Story telling is a powerful tool in a North American context as well, a culture steeped in the written word and the application of electronic communication technology. We wonder if applying the Godly play model to the telling of untold stories and Biblical insights from indigenous people in the South could help facilitate a revitalization of faith in the North. We believe the model’s simplicity, its focus on timeless stories and its engagement of different senses could offer profound shifts in thinking and foster spiritual development in in-person church settings.

Further, we wonder if we could disseminate the indigenous stories and insights more broadly to members of our highly-literate, high-tech culture by writing original stories and posting blog entries in English for exposure to a wider audience. We have written a blog about our family’s and students’ experiences in Peru for Goshen College for several years. Descriptions of our visits to Tampe and Colquemarca referenced above can be found by clicking on these links: (http://www.goshen.edu/peru/2012/09/05/renewal/)

On our most recent visit to Ecuador Jerrell wrote a story about a fictional missionary family for our daughter, Naomi, that made him wonder whether other children in the US might benefit from hearing stories set in the South. We would hope that the telling of their stories would validate the experiences and insights of people in the South while both challenging and bringing encouragement to those in the North as together we hear God’s voice more clearly. We imagine ourselves being facilitators, telling the untold stories of the indigenous of the South, discovering what their stories mean for those of us living in the North and raising consciousness within our North American Mennonite faith community.

During a visit to the home of MMN workers César Moya and Patricia Urueña in Quito in August 2012, we discussed their development of Biblical, Theological and Pastoral training modules written with and for indigenous church leaders and published as 12 Cartillas de Formacion Biblica, Teologica y Pastoral by FEINE. We wondered whether our family is called to work with indigenous peoples in this capacity in the Ecuadorian rain forest. At a subsequent meeting with FEINE leadership at their Quito headquarters, we were presented with a proposal to utilize the modules to help run workshops to train church leaders, assist in the formation of new workshop facilitators and develop new booklets based on other themes. The proposal also included accompaniment work in the areas of community economic development and the formation of women leaders. We have translated the original proposal into English, entitled “FEINE Proposal.” We also followed up on FEINE’s suggestion to contact Clever Pachén, an indigenous pastor living in Shell, and heard about his current work with native youth and his vision for educating the next generation of leaders in what he termed the “whole gospel” – economic, political and spiritual dimensions of Christian formation.

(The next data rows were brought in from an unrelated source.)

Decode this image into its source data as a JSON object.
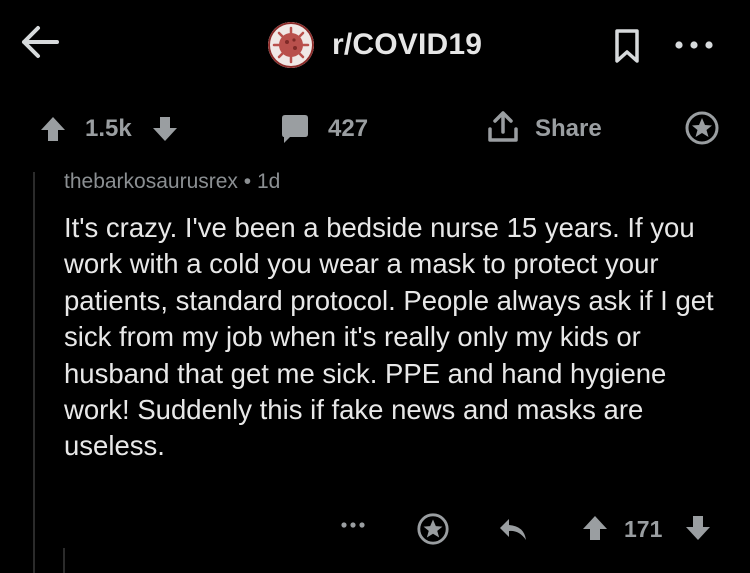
{
  "header": {
    "subreddit": "r/COVID19"
  },
  "post_actions": {
    "score": "1.5k",
    "comments": "427",
    "share_label": "Share"
  },
  "comment": {
    "author": "thebarkosaurusrex",
    "separator": "•",
    "age": "1d",
    "body": "It's crazy. I've been a bedside nurse 15 years. If you work with a cold you wear a mask to protect your patients, standard protocol. People always ask if I get sick from my job when it's really only my kids or husband that get me sick. PPE and hand hygiene work! Suddenly this if fake news and masks are useless.",
    "score": "171"
  },
  "colors": {
    "background": "#000000",
    "text": "#e8e8e8",
    "muted": "#9a9ea1"
  },
  "icons": [
    "back-arrow-icon",
    "subreddit-avatar-icon",
    "bookmark-icon",
    "more-options-icon",
    "upvote-icon",
    "downvote-icon",
    "comment-icon",
    "share-icon",
    "award-icon",
    "reply-icon"
  ]
}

We consider the Biblical, theological and pastoral training work proposed by FEINE, the vision for indigenous youth development proposed by Pastor Pachén and the story telling model we have outlined above as complimentary and integral. All three pieces could fit together into a cohesive mission. We wonder whether God is calling us to this mission.